For a given set of stimulus frequencies the level of distortion product otoacoustic emissions (DPOAEs) varies with the levels of the stimulus tones. By variation of the stimulus levels, -maps for DPOAEs can be constructed. Here, we report on -maps for DPOAEs from the frog ear. In general, these maps were similar to those obtained from the mammalian cochlea. We found a conspicuous difference between the equal-level contour lines for low-level and high-level DPOAEs, which could be modeled by a saturating and an expansive nonlinearity, respectively. The transition from the high-level to the low-level response was accompanied by a DPOAE phase-change, which increased from 0 to with increasing frequency. These results suggest that in the frog low-level and high-level DPOAEs are generated by separate nonlinear mechanisms. Also, there was a conspicuous difference in the growth of the low-level emissions from the two anuran auditory papillae. In the basilar papilla, this growth was expansive for the lowest stimulus levels and saturated for intermediate levels. This is consistent with the behavior of a Boltzman nonlinearity. In the amphibian papilla this growth was compressive, suggesting the additional effect of a compressive amplification mechanism on the generation of DPOAEs.
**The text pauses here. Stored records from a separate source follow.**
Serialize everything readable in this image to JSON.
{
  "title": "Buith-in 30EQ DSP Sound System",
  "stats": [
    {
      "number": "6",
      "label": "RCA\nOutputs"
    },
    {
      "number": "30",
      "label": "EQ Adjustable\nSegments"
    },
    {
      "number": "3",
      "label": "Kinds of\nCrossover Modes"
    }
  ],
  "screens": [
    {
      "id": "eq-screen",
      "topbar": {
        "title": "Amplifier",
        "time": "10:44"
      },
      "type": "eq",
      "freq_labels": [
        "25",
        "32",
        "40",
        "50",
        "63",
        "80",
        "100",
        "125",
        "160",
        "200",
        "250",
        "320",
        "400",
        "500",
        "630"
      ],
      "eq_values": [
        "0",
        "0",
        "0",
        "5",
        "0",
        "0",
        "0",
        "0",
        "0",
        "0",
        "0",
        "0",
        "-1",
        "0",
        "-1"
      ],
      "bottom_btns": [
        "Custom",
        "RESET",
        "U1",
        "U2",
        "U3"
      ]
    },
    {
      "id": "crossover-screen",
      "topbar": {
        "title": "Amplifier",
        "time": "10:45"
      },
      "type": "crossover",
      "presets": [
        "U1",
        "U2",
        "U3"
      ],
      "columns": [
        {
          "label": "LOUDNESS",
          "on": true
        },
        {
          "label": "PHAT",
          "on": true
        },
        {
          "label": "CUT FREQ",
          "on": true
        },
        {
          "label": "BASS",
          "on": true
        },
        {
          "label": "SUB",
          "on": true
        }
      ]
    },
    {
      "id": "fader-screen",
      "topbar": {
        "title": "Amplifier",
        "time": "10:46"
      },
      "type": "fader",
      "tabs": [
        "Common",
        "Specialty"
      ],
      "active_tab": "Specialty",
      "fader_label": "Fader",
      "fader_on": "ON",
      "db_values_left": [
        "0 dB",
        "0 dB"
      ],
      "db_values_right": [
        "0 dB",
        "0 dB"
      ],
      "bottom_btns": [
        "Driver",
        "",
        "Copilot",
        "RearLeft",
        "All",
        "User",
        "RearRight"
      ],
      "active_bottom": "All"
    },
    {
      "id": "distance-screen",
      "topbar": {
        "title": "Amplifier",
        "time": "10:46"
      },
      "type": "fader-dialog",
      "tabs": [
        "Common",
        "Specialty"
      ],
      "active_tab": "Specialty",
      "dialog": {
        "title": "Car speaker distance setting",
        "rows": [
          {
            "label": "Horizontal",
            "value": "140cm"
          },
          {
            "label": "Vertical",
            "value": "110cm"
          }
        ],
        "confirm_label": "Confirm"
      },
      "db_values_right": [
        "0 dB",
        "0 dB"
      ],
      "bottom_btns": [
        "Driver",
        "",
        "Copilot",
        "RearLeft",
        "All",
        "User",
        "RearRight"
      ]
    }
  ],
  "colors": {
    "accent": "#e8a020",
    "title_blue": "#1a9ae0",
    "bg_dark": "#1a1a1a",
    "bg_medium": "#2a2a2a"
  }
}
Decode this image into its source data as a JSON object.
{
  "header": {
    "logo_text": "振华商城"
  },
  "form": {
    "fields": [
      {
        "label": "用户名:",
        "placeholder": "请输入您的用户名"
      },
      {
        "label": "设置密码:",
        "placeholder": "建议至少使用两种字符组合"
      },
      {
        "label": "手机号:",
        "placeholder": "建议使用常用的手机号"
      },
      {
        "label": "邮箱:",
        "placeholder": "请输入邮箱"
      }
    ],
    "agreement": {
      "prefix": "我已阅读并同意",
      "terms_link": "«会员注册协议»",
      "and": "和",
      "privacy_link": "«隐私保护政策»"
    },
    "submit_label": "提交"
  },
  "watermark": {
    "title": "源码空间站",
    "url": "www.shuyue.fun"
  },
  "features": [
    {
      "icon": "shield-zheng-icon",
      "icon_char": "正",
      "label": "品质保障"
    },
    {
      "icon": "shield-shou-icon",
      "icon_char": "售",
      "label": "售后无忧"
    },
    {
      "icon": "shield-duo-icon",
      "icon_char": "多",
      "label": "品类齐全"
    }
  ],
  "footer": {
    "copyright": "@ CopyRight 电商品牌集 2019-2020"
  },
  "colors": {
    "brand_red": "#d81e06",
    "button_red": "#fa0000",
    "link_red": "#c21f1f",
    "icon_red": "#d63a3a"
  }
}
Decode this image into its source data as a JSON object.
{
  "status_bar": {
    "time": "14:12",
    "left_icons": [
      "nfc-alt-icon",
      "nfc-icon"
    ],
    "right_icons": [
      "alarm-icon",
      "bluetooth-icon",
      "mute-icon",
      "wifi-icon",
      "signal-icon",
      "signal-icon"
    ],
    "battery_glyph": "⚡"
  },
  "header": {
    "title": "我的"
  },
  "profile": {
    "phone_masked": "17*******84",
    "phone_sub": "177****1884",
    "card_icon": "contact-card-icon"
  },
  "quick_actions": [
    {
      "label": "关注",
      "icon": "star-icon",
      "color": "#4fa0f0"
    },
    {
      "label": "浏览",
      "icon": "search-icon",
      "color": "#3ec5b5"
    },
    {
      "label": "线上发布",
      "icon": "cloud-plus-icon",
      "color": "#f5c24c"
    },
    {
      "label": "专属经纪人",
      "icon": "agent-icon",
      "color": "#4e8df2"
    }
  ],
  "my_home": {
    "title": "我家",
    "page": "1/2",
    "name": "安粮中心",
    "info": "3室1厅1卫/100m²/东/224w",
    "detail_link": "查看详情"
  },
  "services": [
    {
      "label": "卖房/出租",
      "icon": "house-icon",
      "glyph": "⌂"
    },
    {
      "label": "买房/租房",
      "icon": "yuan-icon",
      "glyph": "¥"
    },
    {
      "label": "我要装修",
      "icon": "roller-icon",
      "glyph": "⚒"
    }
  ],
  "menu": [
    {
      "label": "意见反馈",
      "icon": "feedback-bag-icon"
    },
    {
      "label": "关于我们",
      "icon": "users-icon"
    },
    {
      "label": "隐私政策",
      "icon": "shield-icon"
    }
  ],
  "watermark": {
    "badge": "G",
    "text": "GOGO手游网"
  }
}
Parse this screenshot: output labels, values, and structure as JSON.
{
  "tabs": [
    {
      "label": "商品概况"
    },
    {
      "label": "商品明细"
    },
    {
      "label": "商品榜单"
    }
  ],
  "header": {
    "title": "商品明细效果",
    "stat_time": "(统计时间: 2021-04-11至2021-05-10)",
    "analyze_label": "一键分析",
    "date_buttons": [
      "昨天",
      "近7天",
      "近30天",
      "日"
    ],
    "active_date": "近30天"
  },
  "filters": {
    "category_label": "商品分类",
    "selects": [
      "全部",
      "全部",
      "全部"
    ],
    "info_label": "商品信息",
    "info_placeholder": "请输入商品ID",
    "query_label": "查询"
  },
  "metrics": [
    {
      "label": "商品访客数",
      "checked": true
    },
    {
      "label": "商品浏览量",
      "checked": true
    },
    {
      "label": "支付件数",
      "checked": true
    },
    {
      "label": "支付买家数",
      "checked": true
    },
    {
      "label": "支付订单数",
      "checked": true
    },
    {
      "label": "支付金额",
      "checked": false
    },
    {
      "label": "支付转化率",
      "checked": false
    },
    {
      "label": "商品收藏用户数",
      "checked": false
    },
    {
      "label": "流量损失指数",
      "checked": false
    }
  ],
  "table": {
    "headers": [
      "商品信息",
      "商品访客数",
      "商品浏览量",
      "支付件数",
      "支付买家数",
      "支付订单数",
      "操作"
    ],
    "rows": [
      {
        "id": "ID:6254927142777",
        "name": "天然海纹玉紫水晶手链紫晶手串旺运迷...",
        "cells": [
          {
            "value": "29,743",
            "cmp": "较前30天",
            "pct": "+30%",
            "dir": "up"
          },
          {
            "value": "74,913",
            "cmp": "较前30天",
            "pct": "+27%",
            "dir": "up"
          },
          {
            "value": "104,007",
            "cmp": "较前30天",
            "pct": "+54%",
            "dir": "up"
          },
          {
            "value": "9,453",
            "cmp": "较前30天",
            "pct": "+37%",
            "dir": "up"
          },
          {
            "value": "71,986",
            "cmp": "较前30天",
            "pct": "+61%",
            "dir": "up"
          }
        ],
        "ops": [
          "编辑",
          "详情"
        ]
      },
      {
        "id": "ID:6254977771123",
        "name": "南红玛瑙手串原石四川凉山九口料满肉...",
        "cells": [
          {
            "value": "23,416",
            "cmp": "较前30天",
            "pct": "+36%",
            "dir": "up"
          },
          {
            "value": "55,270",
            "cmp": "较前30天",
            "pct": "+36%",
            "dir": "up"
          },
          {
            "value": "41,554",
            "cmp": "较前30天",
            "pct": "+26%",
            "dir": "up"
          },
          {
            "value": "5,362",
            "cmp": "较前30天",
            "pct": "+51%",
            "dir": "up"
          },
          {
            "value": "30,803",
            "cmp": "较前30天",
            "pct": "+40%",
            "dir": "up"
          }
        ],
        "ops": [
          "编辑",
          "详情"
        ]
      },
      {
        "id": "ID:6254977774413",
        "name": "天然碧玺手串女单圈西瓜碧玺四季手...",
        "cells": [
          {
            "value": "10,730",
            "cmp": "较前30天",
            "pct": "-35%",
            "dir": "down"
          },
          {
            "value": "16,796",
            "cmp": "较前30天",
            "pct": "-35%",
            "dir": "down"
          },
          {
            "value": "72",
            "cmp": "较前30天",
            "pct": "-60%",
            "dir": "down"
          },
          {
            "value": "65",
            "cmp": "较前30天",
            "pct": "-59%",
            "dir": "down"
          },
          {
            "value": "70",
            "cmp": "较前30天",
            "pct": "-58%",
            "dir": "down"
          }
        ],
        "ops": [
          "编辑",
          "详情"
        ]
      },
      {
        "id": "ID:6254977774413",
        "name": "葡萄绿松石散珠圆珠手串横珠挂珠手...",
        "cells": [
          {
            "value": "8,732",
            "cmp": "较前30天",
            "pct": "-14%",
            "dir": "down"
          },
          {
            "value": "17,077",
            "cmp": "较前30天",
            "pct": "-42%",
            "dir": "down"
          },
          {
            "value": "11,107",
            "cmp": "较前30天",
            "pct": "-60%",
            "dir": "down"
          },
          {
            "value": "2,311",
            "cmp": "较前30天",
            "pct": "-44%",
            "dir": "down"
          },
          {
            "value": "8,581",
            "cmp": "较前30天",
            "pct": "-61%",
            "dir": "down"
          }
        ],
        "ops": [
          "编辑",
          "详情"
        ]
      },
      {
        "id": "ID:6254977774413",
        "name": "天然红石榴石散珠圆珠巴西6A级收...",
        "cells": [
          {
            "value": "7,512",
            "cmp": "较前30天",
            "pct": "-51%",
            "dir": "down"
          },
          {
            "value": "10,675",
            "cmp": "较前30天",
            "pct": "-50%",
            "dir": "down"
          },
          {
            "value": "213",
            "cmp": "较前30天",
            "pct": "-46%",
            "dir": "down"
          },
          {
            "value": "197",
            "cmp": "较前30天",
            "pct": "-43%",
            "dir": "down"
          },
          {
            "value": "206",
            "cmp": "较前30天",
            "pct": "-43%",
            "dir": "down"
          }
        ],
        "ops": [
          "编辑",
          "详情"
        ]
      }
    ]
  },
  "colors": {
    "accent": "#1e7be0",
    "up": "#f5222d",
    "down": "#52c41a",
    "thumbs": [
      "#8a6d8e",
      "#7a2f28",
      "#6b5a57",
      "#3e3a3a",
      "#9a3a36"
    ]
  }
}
Coherent reflection in a two-dimensional cochlea: Short-wave versus long-wave scattering in the generation of reflection-source otoacoustic emissions118(2005); http://dx.doi.org/10.1121/1.1895025View Description Hide Description
The theory of coherent reflection filtering explains the empirical form of the cochlear reflectance by showing how it emerges from the coherent “backscattering” of forward-traveling waves by impedance perturbations in the mechanics of the cochlear partition. Since the theory was developed using the one-dimensional (1-D) transmission-line model of the cochlea, an obvious logical shortcoming is the failure of the long-wavelength approximation near the peak of the traveling wave, where coherent backscattering is purported to occur. Indeed, existing theory suggests that wave reflection may be strongly suppressed in the short-wave regime. To understand how short-wave behavior near the peak modifies the predictions of the long-wave theory, this paper solves the scattering problem in the 2-D cochlear model. The 2-D problem is reduced to a 1-D wave equation and the solution expressed as an infinite series in which successive terms arise via multiple scattering within the cochlea. The cochlear reflectance is computed in response-matched models constructed by solving the inverse problem to control for variations in mechanical tuning among models of different heights and dimensionality. Reflection from the peak region is significantly enhanced by the short-wave hydrodynamics, but other conclusions of the 1-D analysis—such as the predicted relation between emission group delay and the wavelength of the traveling wave—carry over with only minor modifications. The results illustrate the important role of passive hydromechanical effects in shaping otoacoustic emissions and cochlear tuning.
118(2005); http://dx.doi.org/10.1121/1.1928767View Description Hide Description
The auditory brainstem response (ABR), a measure of neural synchrony, was used to estimate auditory sensitivity in the eastern screech owl (Megascops asio). The typical screech owl ABR waveform showed two to three prominent peaks occurring within of stimulus onset. As sound pressure levels increased, the ABR peak amplitude increased and latency decreased. With an increasing stimulus presentation rate, ABR peak amplitude decreased and latency increased. Generally, changes in the ABR waveform to stimulus intensity and repetition rate are consistent with the pattern found in several avian families. The ABR audiogram shows that screech owls hear best between 1.5 and with the most acute sensitivity between . The shape of the average screech owl ABR audiogram is similar to the shape of the behaviorally measured audiogram of the barn owl, except at the highest frequencies. Our data also show differences in overall auditory sensitivity between the color morphs of screech owls.